Corporate Food Service & Micro Market Benefits
Why are so many corporate companies and offices choosing to put a micro market into their break room? It’s true, many vending machines may have been replaced in breakrooms, but why – what’s driving this?
The primary reason for this mass conversion is that micro markets deliver an entirely different customer experience. Being able to reach into a cooler for a cold beverage or pick your favorite snack from a shelf certainly embodies the “grab and go” society that we live in. With self-check-out taking place at many retailers, consumers are comfortable checking out at the micro market kiosk and the transactions are actually quicker.
Affordable Office Vending Machine Snack Prices
This is actually a great question and one that we hear from time to time. First, stores try to have a certain number of loss leaders. These are special prices that get a consumer’s attention because they are a great deal. Sometimes these items are even sold at a loss. Well, let me clarify this. They really do not sell vending machine items at a loss because manufacturers give stores special price incentives if the store advertises the manufacturers’ products in the newspapers, etc. With the incentive dollars offsetting the low price for the product, the stores are not really losing money. Office vending machines are a completely different channel and are not eligible for these advertising incentives.
At A.H. Management, we offer reliable and affordable vending machines as well as micro market services for corporate offices and other types of public destinations. Contact a specialist at A.H. Management Group to learn more about our products and services.
Hypothetically, if all service was the same, it would be easy to find micro market vending solutions by just comparing prices on a spreadsheet. This would allow you to commoditize the process and objectively find the most price competitive vendor.
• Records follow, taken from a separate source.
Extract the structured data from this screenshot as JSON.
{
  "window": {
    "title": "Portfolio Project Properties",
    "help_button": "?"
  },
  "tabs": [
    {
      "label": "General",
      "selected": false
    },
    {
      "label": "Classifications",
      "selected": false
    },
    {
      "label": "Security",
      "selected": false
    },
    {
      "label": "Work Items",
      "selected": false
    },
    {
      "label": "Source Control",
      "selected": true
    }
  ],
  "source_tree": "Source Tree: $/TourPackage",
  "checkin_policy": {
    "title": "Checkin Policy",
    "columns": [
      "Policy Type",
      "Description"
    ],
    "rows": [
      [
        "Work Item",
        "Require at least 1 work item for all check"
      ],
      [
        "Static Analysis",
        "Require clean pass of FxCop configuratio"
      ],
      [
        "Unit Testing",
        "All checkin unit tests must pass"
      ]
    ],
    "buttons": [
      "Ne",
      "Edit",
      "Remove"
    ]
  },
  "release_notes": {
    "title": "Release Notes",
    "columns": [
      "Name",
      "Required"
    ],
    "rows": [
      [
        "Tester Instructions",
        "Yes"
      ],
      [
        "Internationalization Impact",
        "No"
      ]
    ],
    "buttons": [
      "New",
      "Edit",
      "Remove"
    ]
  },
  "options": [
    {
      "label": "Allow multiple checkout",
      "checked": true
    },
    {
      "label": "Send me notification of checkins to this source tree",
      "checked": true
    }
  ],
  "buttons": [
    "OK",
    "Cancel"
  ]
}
Unfortunately, service is not the same, so simple spreadsheets may help but they certainly don’t paint the full picture. Like any service industry, prices are typically determined by the level of service and the product offerings that a vendor provides. So to evaluate if the vendor is worth their prices, certain questions need to be considered to determine what’s right for your company.